▶ [WORK REQUEST]
Every entry below is to be copied word for word, with its pictures removed.

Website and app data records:
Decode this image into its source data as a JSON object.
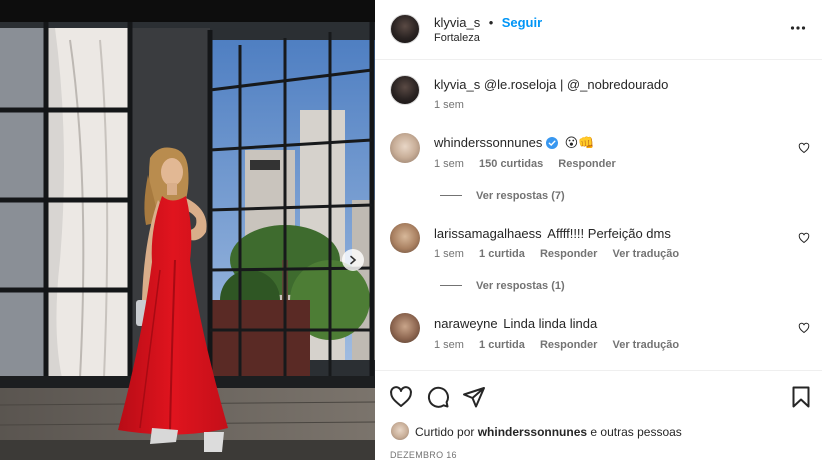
{
  "post": {
    "owner": "klyvia_s",
    "separator": "•",
    "follow_label": "Seguir",
    "location": "Fortaleza",
    "caption_user": "klyvia_s",
    "caption_text": "@le.roseloja | @_nobredourado",
    "caption_time": "1 sem",
    "date": "DEZEMBRO 16"
  },
  "comments": [
    {
      "user": "whinderssonnunes",
      "verified": true,
      "text": "😮👊",
      "time": "1 sem",
      "likes": "150 curtidas",
      "reply_label": "Responder",
      "view_replies": "Ver respostas (7)"
    },
    {
      "user": "larissamagalhaess",
      "text": "Affff!!!! Perfeição dms",
      "time": "1 sem",
      "likes": "1 curtida",
      "reply_label": "Responder",
      "translate_label": "Ver tradução",
      "view_replies": "Ver respostas (1)"
    },
    {
      "user": "naraweyne",
      "text": "Linda linda linda",
      "time": "1 sem",
      "likes": "1 curtida",
      "reply_label": "Responder",
      "translate_label": "Ver tradução"
    }
  ],
  "liked_by": {
    "prefix": "Curtido por",
    "user": "whinderssonnunes",
    "suffix": "e outras pessoas"
  },
  "colors": {
    "accent": "#0095f6",
    "verified": "#3897f0",
    "dress": "#e0141e"
  },
  "icons": [
    "more-icon",
    "verified-icon",
    "heart-icon",
    "comment-icon",
    "share-icon",
    "bookmark-icon",
    "chevron-right-icon"
  ]
}
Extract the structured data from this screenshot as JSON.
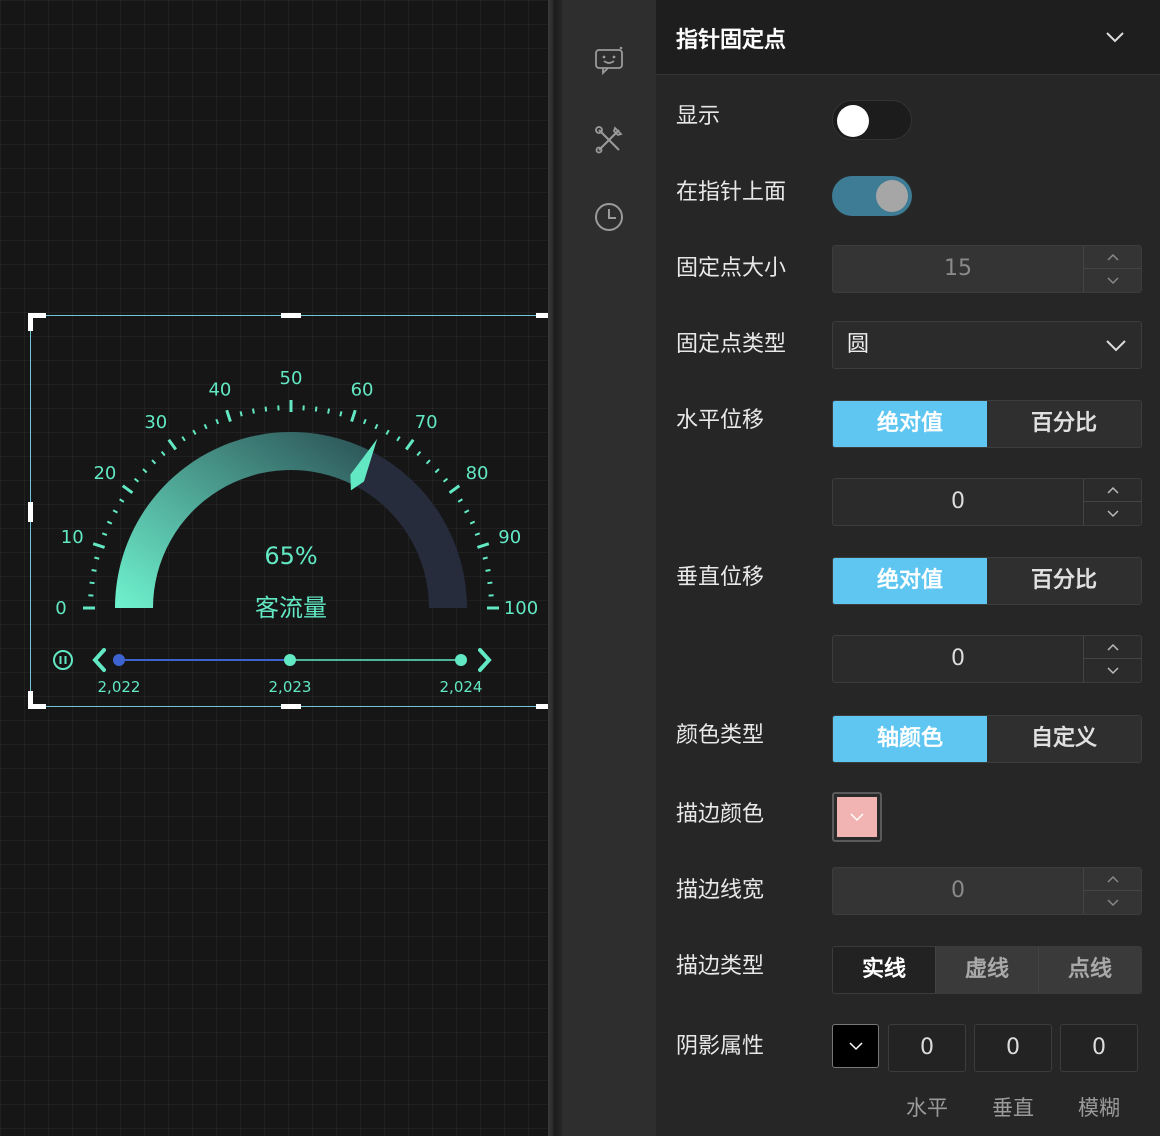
{
  "gauge": {
    "value_label": "65%",
    "name": "客流量",
    "value": 65,
    "ticks": [
      "0",
      "10",
      "20",
      "30",
      "40",
      "50",
      "60",
      "70",
      "80",
      "90",
      "100"
    ],
    "timeline": [
      "2,022",
      "2,023",
      "2,024"
    ],
    "colors": {
      "arc_start": "#6ff3cf",
      "arc_end": "#2a4f54",
      "track": "#262c3c",
      "accent": "#62e8c3",
      "timeline_line": "#3d63d0"
    }
  },
  "rail": {
    "icons": [
      "chat-bot-icon",
      "tools-icon",
      "clock-icon"
    ]
  },
  "panel": {
    "title": "指针固定点",
    "show": {
      "label": "显示",
      "on": false
    },
    "on_top": {
      "label": "在指针上面",
      "on": true
    },
    "point_size": {
      "label": "固定点大小",
      "value": "15"
    },
    "point_type": {
      "label": "固定点类型",
      "value": "圆"
    },
    "h_offset": {
      "label": "水平位移",
      "opt_a": "绝对值",
      "opt_b": "百分比",
      "value": "0"
    },
    "v_offset": {
      "label": "垂直位移",
      "opt_a": "绝对值",
      "opt_b": "百分比",
      "value": "0"
    },
    "color_type": {
      "label": "颜色类型",
      "opt_a": "轴颜色",
      "opt_b": "自定义"
    },
    "stroke_color": {
      "label": "描边颜色",
      "color": "#f2b3b3"
    },
    "stroke_width": {
      "label": "描边线宽",
      "value": "0"
    },
    "stroke_type": {
      "label": "描边类型",
      "opt_a": "实线",
      "opt_b": "虚线",
      "opt_c": "点线"
    },
    "shadow": {
      "label": "阴影属性",
      "h": "0",
      "v": "0",
      "blur": "0",
      "h_label": "水平",
      "v_label": "垂直",
      "blur_label": "模糊"
    }
  }
}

▶ [WRITTEN ANSWER]
Decode this image into its source data as a JSON object.
{
  "post": {
    "owner": "klyvia_s",
    "separator": "•",
    "follow_label": "Seguir",
    "location": "Fortaleza",
    "caption_user": "klyvia_s",
    "caption_text": "@le.roseloja | @_nobredourado",
    "caption_time": "1 sem",
    "date": "DEZEMBRO 16"
  },
  "comments": [
    {
      "user": "whinderssonnunes",
      "verified": true,
      "text": "😮👊",
      "time": "1 sem",
      "likes": "150 curtidas",
      "reply_label": "Responder",
      "view_replies": "Ver respostas (7)"
    },
    {
      "user": "larissamagalhaess",
      "text": "Affff!!!! Perfeição dms",
      "time": "1 sem",
      "likes": "1 curtida",
      "reply_label": "Responder",
      "translate_label": "Ver tradução",
      "view_replies": "Ver respostas (1)"
    },
    {
      "user": "naraweyne",
      "text": "Linda linda linda",
      "time": "1 sem",
      "likes": "1 curtida",
      "reply_label": "Responder",
      "translate_label": "Ver tradução"
    }
  ],
  "liked_by": {
    "prefix": "Curtido por",
    "user": "whinderssonnunes",
    "suffix": "e outras pessoas"
  },
  "colors": {
    "accent": "#0095f6",
    "verified": "#3897f0",
    "dress": "#e0141e"
  },
  "icons": [
    "more-icon",
    "verified-icon",
    "heart-icon",
    "comment-icon",
    "share-icon",
    "bookmark-icon",
    "chevron-right-icon"
  ]
}
Extract the structured data from this screenshot as JSON.
{
  "gauge": {
    "value_label": "65%",
    "name": "客流量",
    "value": 65,
    "ticks": [
      "0",
      "10",
      "20",
      "30",
      "40",
      "50",
      "60",
      "70",
      "80",
      "90",
      "100"
    ],
    "timeline": [
      "2,022",
      "2,023",
      "2,024"
    ],
    "colors": {
      "arc_start": "#6ff3cf",
      "arc_end": "#2a4f54",
      "track": "#262c3c",
      "accent": "#62e8c3",
      "timeline_line": "#3d63d0"
    }
  },
  "rail": {
    "icons": [
      "chat-bot-icon",
      "tools-icon",
      "clock-icon"
    ]
  },
  "panel": {
    "title": "指针固定点",
    "show": {
      "label": "显示",
      "on": false
    },
    "on_top": {
      "label": "在指针上面",
      "on": true
    },
    "point_size": {
      "label": "固定点大小",
      "value": "15"
    },
    "point_type": {
      "label": "固定点类型",
      "value": "圆"
    },
    "h_offset": {
      "label": "水平位移",
      "opt_a": "绝对值",
      "opt_b": "百分比",
      "value": "0"
    },
    "v_offset": {
      "label": "垂直位移",
      "opt_a": "绝对值",
      "opt_b": "百分比",
      "value": "0"
    },
    "color_type": {
      "label": "颜色类型",
      "opt_a": "轴颜色",
      "opt_b": "自定义"
    },
    "stroke_color": {
      "label": "描边颜色",
      "color": "#f2b3b3"
    },
    "stroke_width": {
      "label": "描边线宽",
      "value": "0"
    },
    "stroke_type": {
      "label": "描边类型",
      "opt_a": "实线",
      "opt_b": "虚线",
      "opt_c": "点线"
    },
    "shadow": {
      "label": "阴影属性",
      "h": "0",
      "v": "0",
      "blur": "0",
      "h_label": "水平",
      "v_label": "垂直",
      "blur_label": "模糊"
    }
  }
}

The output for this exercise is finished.